Ask anyone on the street who comes to mind when you say “classical music” and you’re sure to hear Tchaikovsky’s name at the top of the list, even if that list is only three composers deep. If we are using the word “classical” in its broadest sense, than yes, Tchaikovsky (1840-1893) is indeed a composer of classical music, strings, woodwinds, brass and all. But if we are speaking historically, Tchaikovsky epitomizes everything held dear by the Romantic Era of which he played a major role. Another minor misconception is that he was a member of “The Mighty Handful,” a group of Russo-centric composers who eschewed the Western musical tradition, which included among its better-known members Borodin, Mussorgsky and Rimsky-Korsakov. What sets their Russian counterpart apart from “The Five,” as the group was alternately known, is their embrace of “orientalism,” or the adoption of Eastern themes and harmonies.
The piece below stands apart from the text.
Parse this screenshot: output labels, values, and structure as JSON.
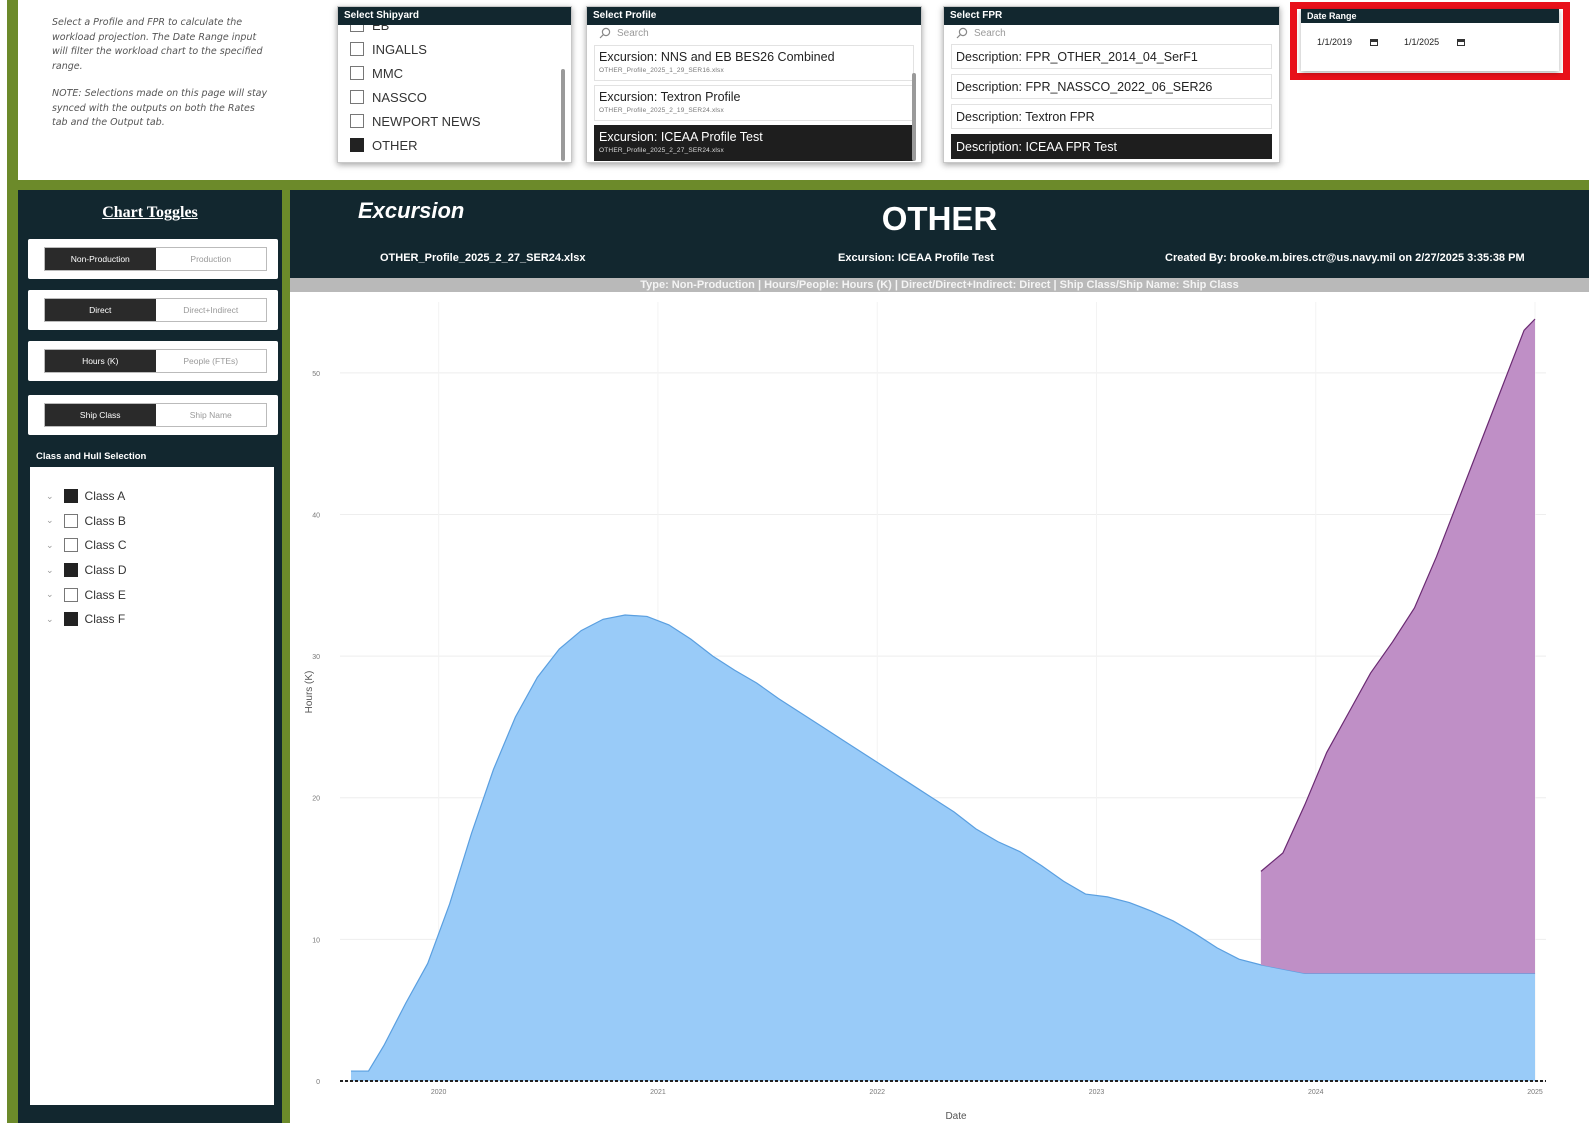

What sets them apart simultaneously links them together, interestingly, to the extent that Tchaikovsky likewise incorporated Russian peasant songs and themes into his compositions, though all the while with an ear back to the Western classicism of his favorite composer, Mozart. As such, it is mainly Tchaikovsky’s lyricism and glowing orchestral color that draws listeners to his symphonies, ballets, operas and concerti. Many critics of Tchaikovsky found his compositions at times too lyrical, passionate and emotional—some to the level of being banal—and though Tchaikovsky certainly does wear his heart on his sleeve, it seems that his attraction to Mozart kept him reigned in somewhat. When it comes to his symphonies, it is the last three he is known for. They are more brooding, moody, and tend to minor keys, whereas his first three are much lighter, which is perhaps why they do not get performed quite as often as the later ones.

Tchaikovsky wrote his Second Symphony while visiting the Ukrainian country estate of his sister in the summer of 1872—the first version, that it; it was revised five years later. Its subtitle, the “Little Russian,” refers to the fact that Tchaikovsky incorporated Ukrainian folk tunes into each of its four movements, which was more than any of his other orchestral compositions. It is the revised version, with its reworked opening movement and shortened finale that is most often heard today. The “Little Russian” opens with a horn playing the melody from the Russian folksong “Down Little Mother Volga” in its more melancholy Ukrainian iteration. The second movement is a march whose main theme was lifted from his own unpublished opera, Undine (1869). The third, an energetic and playful scherzo in ABA form. The finale opens with a grand brass introduction not dissimilar to the opening of the famous “Promenade” of Mussorgsky’s Pictures at an Exhibition, which was composed two years later. Following the opening, the theme emerges bit by bit after several restarts, taking wing as the Ukrainian folk tune “Let the Crane Soar.”